** TASK INSTRUCTIONS **
Copy out each line of the data that holds the string "false".

** DATA RECORDS **
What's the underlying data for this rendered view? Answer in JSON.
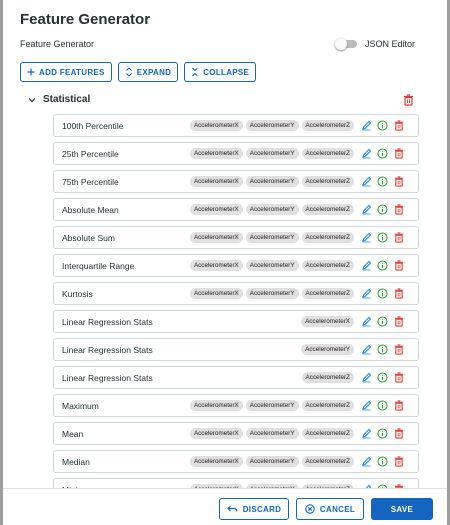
{
  "dialog": {
    "title": "Feature Generator",
    "subtitle": "Feature Generator",
    "json_editor_label": "JSON Editor",
    "json_editor_enabled": false
  },
  "toolbar": {
    "add_label": "ADD FEATURES",
    "expand_label": "EXPAND",
    "collapse_label": "COLLAPSE"
  },
  "section": {
    "title": "Statistical",
    "expanded": true
  },
  "features": [
    {
      "name": "100th Percentile",
      "inputs": [
        "AccelerometerX",
        "AccelerometerY",
        "AccelerometerZ"
      ]
    },
    {
      "name": "25th Percentile",
      "inputs": [
        "AccelerometerX",
        "AccelerometerY",
        "AccelerometerZ"
      ]
    },
    {
      "name": "75th Percentile",
      "inputs": [
        "AccelerometerX",
        "AccelerometerY",
        "AccelerometerZ"
      ]
    },
    {
      "name": "Absolute Mean",
      "inputs": [
        "AccelerometerX",
        "AccelerometerY",
        "AccelerometerZ"
      ]
    },
    {
      "name": "Absolute Sum",
      "inputs": [
        "AccelerometerX",
        "AccelerometerY",
        "AccelerometerZ"
      ]
    },
    {
      "name": "Interquartile Range",
      "inputs": [
        "AccelerometerX",
        "AccelerometerY",
        "AccelerometerZ"
      ]
    },
    {
      "name": "Kurtosis",
      "inputs": [
        "AccelerometerX",
        "AccelerometerY",
        "AccelerometerZ"
      ]
    },
    {
      "name": "Linear Regression Stats",
      "inputs": [
        "AccelerometerX"
      ]
    },
    {
      "name": "Linear Regression Stats",
      "inputs": [
        "AccelerometerY"
      ]
    },
    {
      "name": "Linear Regression Stats",
      "inputs": [
        "AccelerometerZ"
      ]
    },
    {
      "name": "Maximum",
      "inputs": [
        "AccelerometerX",
        "AccelerometerY",
        "AccelerometerZ"
      ]
    },
    {
      "name": "Mean",
      "inputs": [
        "AccelerometerX",
        "AccelerometerY",
        "AccelerometerZ"
      ]
    },
    {
      "name": "Median",
      "inputs": [
        "AccelerometerX",
        "AccelerometerY",
        "AccelerometerZ"
      ]
    },
    {
      "name": "Minimum",
      "inputs": [
        "AccelerometerX",
        "AccelerometerY",
        "AccelerometerZ"
      ]
    }
  ],
  "footer": {
    "discard_label": "DISCARD",
    "cancel_label": "CANCEL",
    "save_label": "SAVE"
  },
  "icons": {
    "add": "plus-icon",
    "expand": "unfold-more-icon",
    "collapse": "unfold-less-icon",
    "section_toggle": "chevron-down-icon",
    "edit": "pencil-icon",
    "info": "info-circle-icon",
    "delete": "trash-icon",
    "discard": "undo-icon",
    "cancel": "close-circle-icon"
  },
  "colors": {
    "primary": "#1565c0",
    "edit": "#1e88e5",
    "info": "#43a047",
    "delete": "#e53935"
  }
}
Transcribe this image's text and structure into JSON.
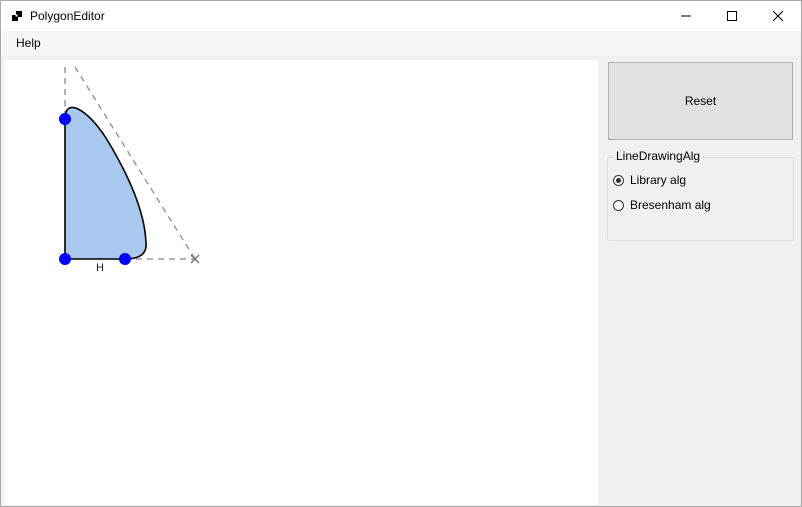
{
  "window": {
    "title": "PolygonEditor"
  },
  "titlebar": {
    "minimize_icon": "minimize-icon",
    "maximize_icon": "maximize-icon",
    "close_icon": "close-icon"
  },
  "menu": {
    "items": [
      {
        "label": "Help"
      }
    ]
  },
  "canvas": {
    "vertex_label": "H",
    "fill_color": "#a9c8f0",
    "vertex_color": "#0000ff",
    "guide_color": "#999999"
  },
  "sidebar": {
    "reset_label": "Reset",
    "group_title": "LineDrawingAlg",
    "options": [
      {
        "label": "Library alg",
        "checked": true
      },
      {
        "label": "Bresenham alg",
        "checked": false
      }
    ]
  }
}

** SOLUTION BELOW **
    "json_editor_enabled": false
        "checked": false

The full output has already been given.